Content starts
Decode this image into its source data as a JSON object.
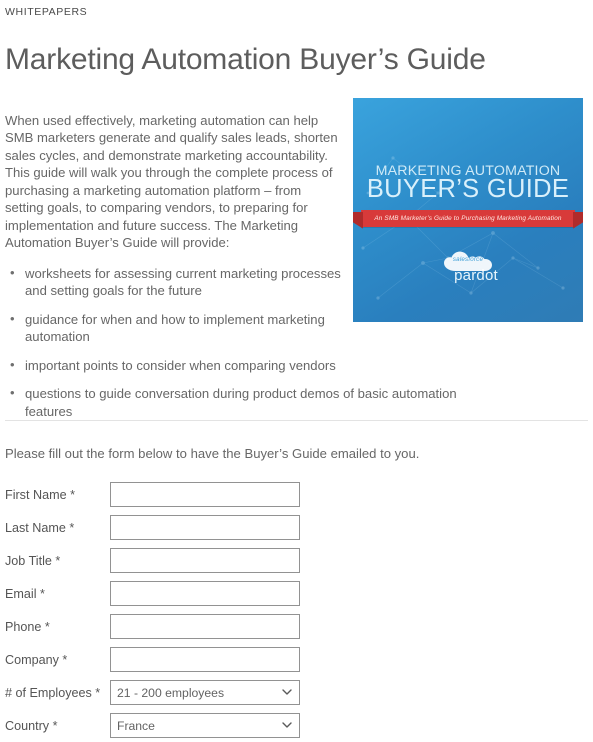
{
  "header": {
    "eyebrow": "WHITEPAPERS",
    "title": "Marketing Automation Buyer’s Guide"
  },
  "content": {
    "intro": "When used effectively, marketing automation can help SMB marketers generate and qualify sales leads, shorten sales cycles, and demonstrate marketing accountability. This guide will walk you through the complete process of purchasing a marketing automation platform – from setting goals, to comparing vendors, to preparing for implementation and future success. The Marketing Automation Buyer’s Guide will provide:",
    "bullets": [
      "worksheets for assessing current marketing processes and setting goals for the future",
      "guidance for when and how to implement marketing automation",
      "important points to consider when comparing vendors",
      "questions to guide conversation during product demos of basic automation features"
    ]
  },
  "cover": {
    "title_line1": "MARKETING AUTOMATION",
    "title_line2": "BUYER’S GUIDE",
    "ribbon_text": "An SMB Marketer’s Guide to Purchasing Marketing Automation",
    "logo_salesforce": "salesforce",
    "logo_pardot": "pardot",
    "background_color": "#2e8ecb",
    "ribbon_color": "#d83a3a"
  },
  "form": {
    "lead_text": "Please fill out the form below to have the Buyer’s Guide emailed to you.",
    "fields": [
      {
        "label": "First Name *",
        "type": "text",
        "value": "",
        "placeholder": ""
      },
      {
        "label": "Last Name *",
        "type": "text",
        "value": "",
        "placeholder": ""
      },
      {
        "label": "Job Title *",
        "type": "text",
        "value": "",
        "placeholder": ""
      },
      {
        "label": "Email *",
        "type": "text",
        "value": "",
        "placeholder": ""
      },
      {
        "label": "Phone *",
        "type": "text",
        "value": "",
        "placeholder": ""
      },
      {
        "label": "Company *",
        "type": "text",
        "value": "",
        "placeholder": ""
      },
      {
        "label": "# of Employees *",
        "type": "select",
        "value": "21 - 200 employees",
        "placeholder": ""
      },
      {
        "label": "Country *",
        "type": "select",
        "value": "France",
        "placeholder": ""
      }
    ]
  }
}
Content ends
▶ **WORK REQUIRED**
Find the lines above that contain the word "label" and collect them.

▶ **SOLUTION FOR THIS EXERCISE**
        "label": "First Name *",
        "label": "Last Name *",
        "label": "Job Title *",
        "label": "Email *",
        "label": "Phone *",
        "label": "Company *",
        "label": "# of Employees *",
        "label": "Country *",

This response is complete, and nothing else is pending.